Website and app data records
-- Opening Marker --
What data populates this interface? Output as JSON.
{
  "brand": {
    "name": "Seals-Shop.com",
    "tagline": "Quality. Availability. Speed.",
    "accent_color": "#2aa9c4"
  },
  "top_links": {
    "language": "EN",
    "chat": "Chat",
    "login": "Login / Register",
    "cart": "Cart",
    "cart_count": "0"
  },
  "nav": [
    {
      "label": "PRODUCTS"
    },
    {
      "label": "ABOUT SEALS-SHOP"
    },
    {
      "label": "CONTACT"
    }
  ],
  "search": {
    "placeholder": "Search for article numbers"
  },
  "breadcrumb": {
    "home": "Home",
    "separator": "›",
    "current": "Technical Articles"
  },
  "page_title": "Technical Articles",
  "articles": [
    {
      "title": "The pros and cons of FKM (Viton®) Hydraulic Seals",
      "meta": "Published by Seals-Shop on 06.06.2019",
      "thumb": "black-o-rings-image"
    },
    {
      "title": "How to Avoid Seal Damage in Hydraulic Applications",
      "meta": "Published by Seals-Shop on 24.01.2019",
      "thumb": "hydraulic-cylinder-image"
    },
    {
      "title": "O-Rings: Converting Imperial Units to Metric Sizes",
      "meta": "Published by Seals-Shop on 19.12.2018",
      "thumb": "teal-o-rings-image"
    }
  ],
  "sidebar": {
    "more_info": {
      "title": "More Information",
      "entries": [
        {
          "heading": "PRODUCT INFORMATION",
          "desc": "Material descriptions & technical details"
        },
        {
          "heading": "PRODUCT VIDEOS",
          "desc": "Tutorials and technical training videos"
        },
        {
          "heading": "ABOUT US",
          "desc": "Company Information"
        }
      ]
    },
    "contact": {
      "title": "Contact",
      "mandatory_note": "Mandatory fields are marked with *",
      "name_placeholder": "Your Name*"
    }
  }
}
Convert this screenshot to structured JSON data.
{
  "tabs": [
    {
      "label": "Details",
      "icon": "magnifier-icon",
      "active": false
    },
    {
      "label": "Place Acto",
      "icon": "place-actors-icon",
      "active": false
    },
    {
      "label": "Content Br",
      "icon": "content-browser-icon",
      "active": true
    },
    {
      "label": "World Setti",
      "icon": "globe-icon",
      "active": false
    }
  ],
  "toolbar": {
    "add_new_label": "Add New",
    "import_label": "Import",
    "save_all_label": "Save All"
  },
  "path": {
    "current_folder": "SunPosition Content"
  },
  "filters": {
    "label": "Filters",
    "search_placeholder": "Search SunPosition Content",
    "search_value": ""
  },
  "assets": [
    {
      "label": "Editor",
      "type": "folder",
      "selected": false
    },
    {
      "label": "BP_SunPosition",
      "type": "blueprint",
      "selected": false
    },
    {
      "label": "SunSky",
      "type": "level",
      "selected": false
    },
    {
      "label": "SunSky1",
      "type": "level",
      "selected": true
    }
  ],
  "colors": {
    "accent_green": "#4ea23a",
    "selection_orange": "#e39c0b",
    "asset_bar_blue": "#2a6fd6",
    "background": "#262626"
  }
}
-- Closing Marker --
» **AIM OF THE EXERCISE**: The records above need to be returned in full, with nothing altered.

» **TASK SOLUTION**:
What data populates this interface? Output as JSON.
{
  "brand": {
    "name": "Seals-Shop.com",
    "tagline": "Quality. Availability. Speed.",
    "accent_color": "#2aa9c4"
  },
  "top_links": {
    "language": "EN",
    "chat": "Chat",
    "login": "Login / Register",
    "cart": "Cart",
    "cart_count": "0"
  },
  "nav": [
    {
      "label": "PRODUCTS"
    },
    {
      "label": "ABOUT SEALS-SHOP"
    },
    {
      "label": "CONTACT"
    }
  ],
  "search": {
    "placeholder": "Search for article numbers"
  },
  "breadcrumb": {
    "home": "Home",
    "separator": "›",
    "current": "Technical Articles"
  },
  "page_title": "Technical Articles",
  "articles": [
    {
      "title": "The pros and cons of FKM (Viton®) Hydraulic Seals",
      "meta": "Published by Seals-Shop on 06.06.2019",
      "thumb": "black-o-rings-image"
    },
    {
      "title": "How to Avoid Seal Damage in Hydraulic Applications",
      "meta": "Published by Seals-Shop on 24.01.2019",
      "thumb": "hydraulic-cylinder-image"
    },
    {
      "title": "O-Rings: Converting Imperial Units to Metric Sizes",
      "meta": "Published by Seals-Shop on 19.12.2018",
      "thumb": "teal-o-rings-image"
    }
  ],
  "sidebar": {
    "more_info": {
      "title": "More Information",
      "entries": [
        {
          "heading": "PRODUCT INFORMATION",
          "desc": "Material descriptions & technical details"
        },
        {
          "heading": "PRODUCT VIDEOS",
          "desc": "Tutorials and technical training videos"
        },
        {
          "heading": "ABOUT US",
          "desc": "Company Information"
        }
      ]
    },
    "contact": {
      "title": "Contact",
      "mandatory_note": "Mandatory fields are marked with *",
      "name_placeholder": "Your Name*"
    }
  }
}
Convert this screenshot to structured JSON data.
{
  "tabs": [
    {
      "label": "Details",
      "icon": "magnifier-icon",
      "active": false
    },
    {
      "label": "Place Acto",
      "icon": "place-actors-icon",
      "active": false
    },
    {
      "label": "Content Br",
      "icon": "content-browser-icon",
      "active": true
    },
    {
      "label": "World Setti",
      "icon": "globe-icon",
      "active": false
    }
  ],
  "toolbar": {
    "add_new_label": "Add New",
    "import_label": "Import",
    "save_all_label": "Save All"
  },
  "path": {
    "current_folder": "SunPosition Content"
  },
  "filters": {
    "label": "Filters",
    "search_placeholder": "Search SunPosition Content",
    "search_value": ""
  },
  "assets": [
    {
      "label": "Editor",
      "type": "folder",
      "selected": false
    },
    {
      "label": "BP_SunPosition",
      "type": "blueprint",
      "selected": false
    },
    {
      "label": "SunSky",
      "type": "level",
      "selected": false
    },
    {
      "label": "SunSky1",
      "type": "level",
      "selected": true
    }
  ],
  "colors": {
    "accent_green": "#4ea23a",
    "selection_orange": "#e39c0b",
    "asset_bar_blue": "#2a6fd6",
    "background": "#262626"
  }
}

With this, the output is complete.